If you only listen to 13 minutes of public radio this week, let this be the piece:
This unforgettable story takes place exactly 80 years ago in Marion, Indiana in 1930; it brings the terror of America’s racial history painfully alive through first-person accounts of witnesses, including James Cameron, an African American survivor who barely escaped his own lynching at the hands of an angry white mob.
A photograph of that lynching in which some in the white crowd of perpetrators are actually smiling for the camera became an iconic image of the era. It is profoundly disturbing that snapshots of lynchings of African Americans were taken and circulated as coveted souvenirs.
The photograph inspired a poem and a song, written by Abel Meeropol. If the unusual name Meeropol sounds famliar, that’s because Abel and his wife Anne adopted the sons of Julius and Ethel Rosenberg, who were convicted and executed for espionage for the Soviet Union.
The song “Strange Fruit” became one of Billie Holliday’s most popular recordings. The song was the subject of a fascinating Independent Lens public TV documentary in 2002.
Radio Diaries’ feature “Strange Fruit” aired Friday evening on NPR’s All Things Considered.
In a letter, Joe Richman explains where he got the sound for the story: “We were … given access to a box of cassette tapes, recorded four decades ago and kept in a basement, that contain interviews with people who witnessed and took part in the events of that day. What’s remarkable about these interviews is that they are a reminder of how ordinary it all was. Ordinary people in an ordinary town.”
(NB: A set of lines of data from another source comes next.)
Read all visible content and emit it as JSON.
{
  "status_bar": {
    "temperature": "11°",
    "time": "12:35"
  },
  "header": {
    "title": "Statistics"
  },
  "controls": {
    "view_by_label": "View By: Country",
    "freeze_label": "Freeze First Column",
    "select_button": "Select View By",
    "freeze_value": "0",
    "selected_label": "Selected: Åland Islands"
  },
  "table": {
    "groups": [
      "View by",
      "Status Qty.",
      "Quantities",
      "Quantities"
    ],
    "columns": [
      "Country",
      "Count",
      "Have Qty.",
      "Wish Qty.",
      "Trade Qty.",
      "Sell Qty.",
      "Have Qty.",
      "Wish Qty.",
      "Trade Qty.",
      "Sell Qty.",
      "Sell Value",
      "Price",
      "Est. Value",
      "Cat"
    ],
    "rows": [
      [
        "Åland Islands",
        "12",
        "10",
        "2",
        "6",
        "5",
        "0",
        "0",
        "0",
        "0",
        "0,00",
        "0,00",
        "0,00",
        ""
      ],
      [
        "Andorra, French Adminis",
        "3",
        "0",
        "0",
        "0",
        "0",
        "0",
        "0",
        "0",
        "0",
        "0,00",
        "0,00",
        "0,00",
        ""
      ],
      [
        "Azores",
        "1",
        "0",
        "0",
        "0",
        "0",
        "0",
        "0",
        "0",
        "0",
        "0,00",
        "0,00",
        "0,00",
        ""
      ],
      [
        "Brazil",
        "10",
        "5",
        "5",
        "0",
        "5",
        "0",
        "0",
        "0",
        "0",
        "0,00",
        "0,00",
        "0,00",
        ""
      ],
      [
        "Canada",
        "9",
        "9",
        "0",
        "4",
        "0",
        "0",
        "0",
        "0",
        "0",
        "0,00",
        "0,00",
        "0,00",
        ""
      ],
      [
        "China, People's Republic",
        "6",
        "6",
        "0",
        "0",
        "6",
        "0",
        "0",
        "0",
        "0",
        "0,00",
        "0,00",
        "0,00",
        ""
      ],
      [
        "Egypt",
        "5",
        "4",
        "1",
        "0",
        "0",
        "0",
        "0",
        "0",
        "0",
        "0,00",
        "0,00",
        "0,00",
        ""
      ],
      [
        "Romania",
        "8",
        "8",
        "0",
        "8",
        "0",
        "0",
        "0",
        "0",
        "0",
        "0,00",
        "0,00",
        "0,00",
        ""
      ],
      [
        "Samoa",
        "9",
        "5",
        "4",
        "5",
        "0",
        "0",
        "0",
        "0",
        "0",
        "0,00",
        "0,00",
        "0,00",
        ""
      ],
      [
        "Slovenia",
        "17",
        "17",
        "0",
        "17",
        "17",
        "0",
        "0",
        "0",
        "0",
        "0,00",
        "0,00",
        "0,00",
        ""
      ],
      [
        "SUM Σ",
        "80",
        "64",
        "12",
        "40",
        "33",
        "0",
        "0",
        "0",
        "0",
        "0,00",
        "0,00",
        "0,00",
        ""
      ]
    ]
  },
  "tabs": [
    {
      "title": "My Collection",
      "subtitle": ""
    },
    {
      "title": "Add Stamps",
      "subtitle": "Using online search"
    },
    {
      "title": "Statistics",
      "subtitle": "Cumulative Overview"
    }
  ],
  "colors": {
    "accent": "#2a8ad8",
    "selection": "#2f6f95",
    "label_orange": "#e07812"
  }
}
But the story he produced is extraordinary. I highly recommend that you listen and tell others to take the time. It’s a reminder of the power of reality radio and the unique role of public media in reviving history and telling harsh truths about our nation’s shameful past.